[Stored data — start]
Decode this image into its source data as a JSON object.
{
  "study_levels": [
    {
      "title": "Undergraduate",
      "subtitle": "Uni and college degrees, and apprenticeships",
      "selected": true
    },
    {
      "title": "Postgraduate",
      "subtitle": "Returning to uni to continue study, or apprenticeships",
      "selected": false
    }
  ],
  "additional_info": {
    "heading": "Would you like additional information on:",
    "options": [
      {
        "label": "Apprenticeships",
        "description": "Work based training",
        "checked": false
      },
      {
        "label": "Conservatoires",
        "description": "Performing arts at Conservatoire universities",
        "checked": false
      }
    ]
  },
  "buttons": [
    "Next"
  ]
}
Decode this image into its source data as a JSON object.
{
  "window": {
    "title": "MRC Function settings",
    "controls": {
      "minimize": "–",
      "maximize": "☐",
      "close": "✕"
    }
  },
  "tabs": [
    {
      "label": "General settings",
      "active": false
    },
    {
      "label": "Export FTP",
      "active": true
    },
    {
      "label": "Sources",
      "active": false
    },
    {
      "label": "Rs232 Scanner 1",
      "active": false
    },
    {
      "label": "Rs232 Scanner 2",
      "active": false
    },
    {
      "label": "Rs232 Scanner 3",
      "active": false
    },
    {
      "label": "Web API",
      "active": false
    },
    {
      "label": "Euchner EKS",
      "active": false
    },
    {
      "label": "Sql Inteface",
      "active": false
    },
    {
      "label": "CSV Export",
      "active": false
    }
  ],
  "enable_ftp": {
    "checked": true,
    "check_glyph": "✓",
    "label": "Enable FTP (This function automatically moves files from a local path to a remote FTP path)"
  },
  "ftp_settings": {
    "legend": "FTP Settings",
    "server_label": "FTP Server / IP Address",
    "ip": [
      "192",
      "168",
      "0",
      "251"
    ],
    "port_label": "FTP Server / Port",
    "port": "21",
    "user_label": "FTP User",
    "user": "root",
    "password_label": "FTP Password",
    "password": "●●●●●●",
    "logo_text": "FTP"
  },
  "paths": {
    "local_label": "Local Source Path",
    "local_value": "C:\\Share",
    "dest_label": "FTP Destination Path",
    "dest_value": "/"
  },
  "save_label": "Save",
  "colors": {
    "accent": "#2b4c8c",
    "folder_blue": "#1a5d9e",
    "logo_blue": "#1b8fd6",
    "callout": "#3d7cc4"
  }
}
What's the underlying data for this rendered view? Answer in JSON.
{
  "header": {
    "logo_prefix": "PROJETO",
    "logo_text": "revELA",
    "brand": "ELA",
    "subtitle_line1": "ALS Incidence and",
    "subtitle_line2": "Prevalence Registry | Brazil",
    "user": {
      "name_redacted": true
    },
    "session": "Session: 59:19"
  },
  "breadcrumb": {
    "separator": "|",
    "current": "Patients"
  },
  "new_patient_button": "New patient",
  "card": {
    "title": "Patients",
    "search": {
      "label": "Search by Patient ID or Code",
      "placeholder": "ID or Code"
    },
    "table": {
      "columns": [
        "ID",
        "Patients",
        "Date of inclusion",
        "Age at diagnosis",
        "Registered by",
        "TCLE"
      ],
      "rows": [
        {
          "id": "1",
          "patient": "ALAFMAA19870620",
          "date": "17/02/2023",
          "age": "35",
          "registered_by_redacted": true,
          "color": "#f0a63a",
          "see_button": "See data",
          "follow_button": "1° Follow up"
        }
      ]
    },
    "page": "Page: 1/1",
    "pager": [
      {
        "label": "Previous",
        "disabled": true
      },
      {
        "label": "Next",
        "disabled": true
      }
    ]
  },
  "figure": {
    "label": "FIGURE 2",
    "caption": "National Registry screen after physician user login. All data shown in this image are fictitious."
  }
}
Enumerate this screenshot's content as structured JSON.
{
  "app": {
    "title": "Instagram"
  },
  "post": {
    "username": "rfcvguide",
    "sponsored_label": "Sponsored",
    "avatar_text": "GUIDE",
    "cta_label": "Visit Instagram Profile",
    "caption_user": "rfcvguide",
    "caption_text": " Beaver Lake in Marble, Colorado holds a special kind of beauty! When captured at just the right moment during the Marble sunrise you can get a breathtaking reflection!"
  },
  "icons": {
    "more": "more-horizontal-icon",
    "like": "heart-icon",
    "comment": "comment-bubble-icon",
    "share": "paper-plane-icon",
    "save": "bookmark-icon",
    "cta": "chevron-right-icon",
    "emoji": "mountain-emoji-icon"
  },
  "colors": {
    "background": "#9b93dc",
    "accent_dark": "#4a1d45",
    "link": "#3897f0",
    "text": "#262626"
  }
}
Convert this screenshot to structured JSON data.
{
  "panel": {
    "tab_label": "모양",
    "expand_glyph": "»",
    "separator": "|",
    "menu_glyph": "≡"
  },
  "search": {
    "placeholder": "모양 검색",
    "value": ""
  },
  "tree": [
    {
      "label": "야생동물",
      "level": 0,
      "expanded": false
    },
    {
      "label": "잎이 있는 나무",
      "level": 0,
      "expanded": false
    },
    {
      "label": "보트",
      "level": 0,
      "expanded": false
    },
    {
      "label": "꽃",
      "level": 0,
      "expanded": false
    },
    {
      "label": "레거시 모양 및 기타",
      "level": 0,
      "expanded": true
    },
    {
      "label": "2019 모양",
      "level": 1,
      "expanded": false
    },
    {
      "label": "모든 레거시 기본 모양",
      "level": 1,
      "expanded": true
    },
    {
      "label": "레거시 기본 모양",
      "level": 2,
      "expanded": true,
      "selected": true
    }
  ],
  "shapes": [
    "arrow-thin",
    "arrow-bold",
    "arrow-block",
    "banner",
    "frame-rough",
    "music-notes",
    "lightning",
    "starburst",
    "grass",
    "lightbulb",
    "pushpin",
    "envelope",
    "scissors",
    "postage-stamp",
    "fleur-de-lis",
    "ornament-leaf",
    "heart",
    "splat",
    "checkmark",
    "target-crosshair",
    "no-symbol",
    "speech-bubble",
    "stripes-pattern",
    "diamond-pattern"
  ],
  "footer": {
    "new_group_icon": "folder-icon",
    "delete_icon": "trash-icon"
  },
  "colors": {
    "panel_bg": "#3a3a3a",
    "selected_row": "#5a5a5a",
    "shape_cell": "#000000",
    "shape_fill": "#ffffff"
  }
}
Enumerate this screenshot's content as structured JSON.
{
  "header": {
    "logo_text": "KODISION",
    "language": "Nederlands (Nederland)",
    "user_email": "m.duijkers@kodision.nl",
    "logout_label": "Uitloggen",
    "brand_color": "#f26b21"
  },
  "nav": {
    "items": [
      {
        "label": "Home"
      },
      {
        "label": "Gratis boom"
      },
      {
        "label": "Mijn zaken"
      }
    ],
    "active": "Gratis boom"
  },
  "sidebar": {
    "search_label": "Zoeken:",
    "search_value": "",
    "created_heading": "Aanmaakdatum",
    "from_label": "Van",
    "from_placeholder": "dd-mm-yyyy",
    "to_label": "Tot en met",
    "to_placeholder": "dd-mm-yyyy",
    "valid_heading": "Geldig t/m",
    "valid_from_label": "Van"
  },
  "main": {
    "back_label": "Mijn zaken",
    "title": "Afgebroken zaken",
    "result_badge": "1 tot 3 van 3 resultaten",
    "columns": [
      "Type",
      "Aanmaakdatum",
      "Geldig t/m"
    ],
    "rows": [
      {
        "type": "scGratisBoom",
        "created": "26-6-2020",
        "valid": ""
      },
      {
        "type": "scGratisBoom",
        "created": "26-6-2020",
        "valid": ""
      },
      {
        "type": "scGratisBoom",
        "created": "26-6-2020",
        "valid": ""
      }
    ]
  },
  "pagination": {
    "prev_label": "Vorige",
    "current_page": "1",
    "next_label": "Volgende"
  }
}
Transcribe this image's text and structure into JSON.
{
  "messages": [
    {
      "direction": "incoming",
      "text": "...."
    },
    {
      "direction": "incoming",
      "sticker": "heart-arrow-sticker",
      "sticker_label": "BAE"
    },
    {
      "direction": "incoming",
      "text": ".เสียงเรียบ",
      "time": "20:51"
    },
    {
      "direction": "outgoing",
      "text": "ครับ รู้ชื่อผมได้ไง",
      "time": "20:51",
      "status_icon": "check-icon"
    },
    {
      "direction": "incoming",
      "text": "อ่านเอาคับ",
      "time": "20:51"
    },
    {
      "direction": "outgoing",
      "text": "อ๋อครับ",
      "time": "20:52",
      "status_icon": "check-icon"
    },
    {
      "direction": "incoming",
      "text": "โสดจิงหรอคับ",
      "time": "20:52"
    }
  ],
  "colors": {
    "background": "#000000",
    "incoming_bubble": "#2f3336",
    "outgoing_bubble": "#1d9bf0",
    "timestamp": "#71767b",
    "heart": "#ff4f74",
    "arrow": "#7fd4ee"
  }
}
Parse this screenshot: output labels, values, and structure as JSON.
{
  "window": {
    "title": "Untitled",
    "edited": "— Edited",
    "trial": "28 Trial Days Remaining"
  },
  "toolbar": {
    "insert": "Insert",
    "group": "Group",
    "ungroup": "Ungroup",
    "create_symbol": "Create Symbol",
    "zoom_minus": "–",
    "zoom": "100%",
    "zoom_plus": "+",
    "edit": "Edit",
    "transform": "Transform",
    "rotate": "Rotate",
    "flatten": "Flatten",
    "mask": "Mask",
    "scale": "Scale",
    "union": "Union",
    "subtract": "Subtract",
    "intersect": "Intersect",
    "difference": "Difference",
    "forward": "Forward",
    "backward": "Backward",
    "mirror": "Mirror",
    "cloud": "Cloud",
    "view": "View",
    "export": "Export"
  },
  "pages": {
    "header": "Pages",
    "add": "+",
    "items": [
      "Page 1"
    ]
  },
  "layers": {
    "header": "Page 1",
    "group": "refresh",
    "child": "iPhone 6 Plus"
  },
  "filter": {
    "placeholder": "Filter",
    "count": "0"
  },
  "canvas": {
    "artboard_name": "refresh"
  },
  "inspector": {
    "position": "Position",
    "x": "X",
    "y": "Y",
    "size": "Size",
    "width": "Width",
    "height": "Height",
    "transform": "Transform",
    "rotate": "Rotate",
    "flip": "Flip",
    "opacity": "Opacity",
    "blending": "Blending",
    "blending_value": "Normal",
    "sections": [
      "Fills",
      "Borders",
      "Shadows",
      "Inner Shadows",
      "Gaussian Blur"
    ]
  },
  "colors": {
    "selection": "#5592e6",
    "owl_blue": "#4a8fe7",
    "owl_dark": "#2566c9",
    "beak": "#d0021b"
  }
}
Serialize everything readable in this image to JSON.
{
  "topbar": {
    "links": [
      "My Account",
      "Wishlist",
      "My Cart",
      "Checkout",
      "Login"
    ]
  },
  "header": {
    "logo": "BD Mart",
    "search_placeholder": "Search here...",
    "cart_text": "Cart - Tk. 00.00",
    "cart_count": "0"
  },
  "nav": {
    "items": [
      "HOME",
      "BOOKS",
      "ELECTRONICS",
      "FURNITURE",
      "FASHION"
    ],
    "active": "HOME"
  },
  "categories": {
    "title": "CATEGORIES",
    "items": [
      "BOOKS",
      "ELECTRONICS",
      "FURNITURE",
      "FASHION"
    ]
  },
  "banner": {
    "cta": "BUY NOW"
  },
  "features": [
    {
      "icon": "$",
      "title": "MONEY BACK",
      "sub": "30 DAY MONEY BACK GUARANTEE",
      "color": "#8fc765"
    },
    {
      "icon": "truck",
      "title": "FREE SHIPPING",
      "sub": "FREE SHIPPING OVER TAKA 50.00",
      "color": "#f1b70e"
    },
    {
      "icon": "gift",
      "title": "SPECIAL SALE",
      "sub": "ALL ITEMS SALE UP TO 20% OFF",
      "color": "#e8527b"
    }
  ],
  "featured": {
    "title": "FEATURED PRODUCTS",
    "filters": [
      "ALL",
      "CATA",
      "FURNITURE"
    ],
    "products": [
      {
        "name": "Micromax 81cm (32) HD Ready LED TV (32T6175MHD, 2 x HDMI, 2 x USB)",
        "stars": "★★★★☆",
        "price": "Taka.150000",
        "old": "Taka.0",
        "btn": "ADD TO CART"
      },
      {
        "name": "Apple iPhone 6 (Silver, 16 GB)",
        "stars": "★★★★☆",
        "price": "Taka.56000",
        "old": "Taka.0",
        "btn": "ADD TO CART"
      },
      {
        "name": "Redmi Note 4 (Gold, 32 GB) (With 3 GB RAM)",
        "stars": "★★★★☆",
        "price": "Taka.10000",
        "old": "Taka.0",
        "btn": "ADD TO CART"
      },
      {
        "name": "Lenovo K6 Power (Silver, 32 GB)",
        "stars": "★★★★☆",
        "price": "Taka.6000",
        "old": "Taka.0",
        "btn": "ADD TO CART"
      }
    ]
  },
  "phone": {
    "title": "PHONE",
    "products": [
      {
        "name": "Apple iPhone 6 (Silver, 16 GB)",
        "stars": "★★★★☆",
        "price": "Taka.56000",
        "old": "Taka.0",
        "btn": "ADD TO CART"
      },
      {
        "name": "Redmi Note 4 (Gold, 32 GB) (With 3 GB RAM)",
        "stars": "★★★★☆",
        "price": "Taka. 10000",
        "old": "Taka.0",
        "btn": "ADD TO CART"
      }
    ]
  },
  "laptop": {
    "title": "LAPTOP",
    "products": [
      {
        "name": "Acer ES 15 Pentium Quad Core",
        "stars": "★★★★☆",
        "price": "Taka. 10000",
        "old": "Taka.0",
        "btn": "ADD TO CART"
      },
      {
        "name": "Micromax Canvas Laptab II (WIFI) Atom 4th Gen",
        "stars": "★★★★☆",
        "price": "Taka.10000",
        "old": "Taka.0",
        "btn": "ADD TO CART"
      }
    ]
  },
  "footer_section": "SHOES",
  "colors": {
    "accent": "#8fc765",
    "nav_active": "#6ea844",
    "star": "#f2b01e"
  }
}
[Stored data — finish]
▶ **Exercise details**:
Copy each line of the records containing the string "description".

▶ **Result**:
        "description": "Work based training",
        "description": "Performing arts at Conservatoire universities",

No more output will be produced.